Place of refuge – and the Big Island
One of the most accessible, interesting, and enchanting cultural sites in the State of Hawaii is the Pu’uhonua o Honaunau National Historical Park. Translated, the “Place of Refuge at Honaunau” is the most complete restoration of an ancient Hawaiian religious sanctuary in Hawaii. On the black lava flats of the southern Kona Coast, Pu’uhonua o Honaunau is a preserved ancient Hawaiian village. This National Park is located adjacent to the excellent snorkeling spot of Honaunau Bay.
Tall royal palms surround the temple complex that sits on a 20-acre finger of lava bordered by the sea on three sides. The only access to the Pu’uhonua (temple of refuge) was by swimming across a bay known as the Sharks Den. If you managed to survive, the kahuna (priest) was required, under pain of death, to offer you sanctuary and absolve you of all wrong doing. Here in the national park you can walk through an ancient Hawaiian village and see firsthand how the kings of Hawaii once lived.
Puuhonua O Honaunau National Historical Park (daily 7.30am-5.30pm; $2; ), four miles on from Kealakekua, is the single most evocative historical site in all the Hawaiian islands, jutting into the Pacific on a small peninsula of jagged black lava. The grounds include a palace, with fishpond and private canoe landing, and three heiaus , guarded by large carved effigies of gods – reproductions, but still eerie in their original setting. An ancient ” place of refuge ” lies firmly protected behind the mortar-less masonry of the sixteenth-century Great Wall. Those who broke ancient Hawaii’s intricate system of kapu (taboo) – perhaps by treading on the shadow of a chief, or fishing in the wrong season – could expect summary execution unless they fled to the sanctuary of a place such as this.

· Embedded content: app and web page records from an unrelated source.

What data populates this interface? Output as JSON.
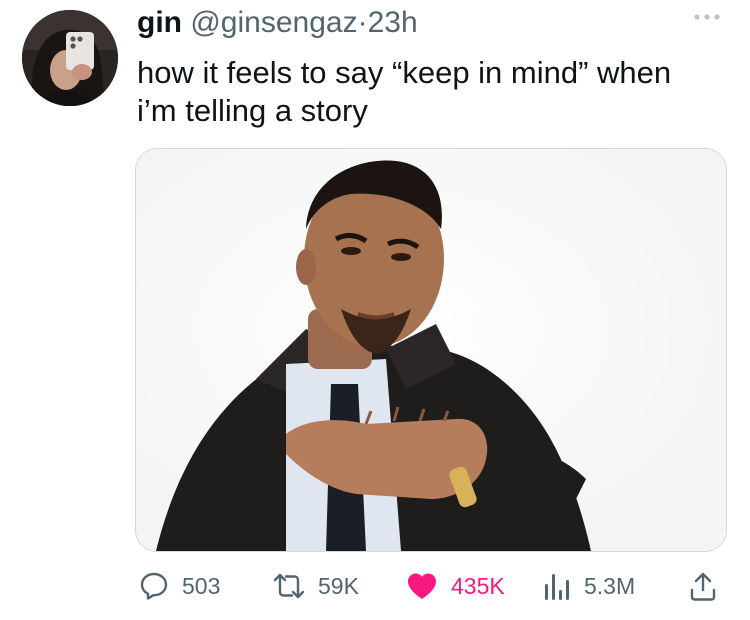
{
  "tweet": {
    "author": {
      "name": "gin",
      "handle": "@ginsengaz",
      "separator": "·",
      "time": "23h"
    },
    "text_lines": [
      "how it feels to say “keep in mind” when",
      "i’m telling a story"
    ],
    "media": {
      "type": "photo"
    },
    "actions": {
      "replies": {
        "icon": "reply-icon",
        "count": "503"
      },
      "retweets": {
        "icon": "retweet-icon",
        "count": "59K"
      },
      "likes": {
        "icon": "heart-filled-icon",
        "count": "435K",
        "liked": true
      },
      "views": {
        "icon": "analytics-icon",
        "count": "5.3M"
      },
      "share": {
        "icon": "share-icon"
      }
    }
  },
  "colors": {
    "text_primary": "#0f1419",
    "text_secondary": "#536471",
    "like_active": "#f91880",
    "border": "#cfd9de"
  }
}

As chiefs lived on the surrounding land, transgressors had to swim through the shark-infested seas. If successful, they would be absolved and released overnight.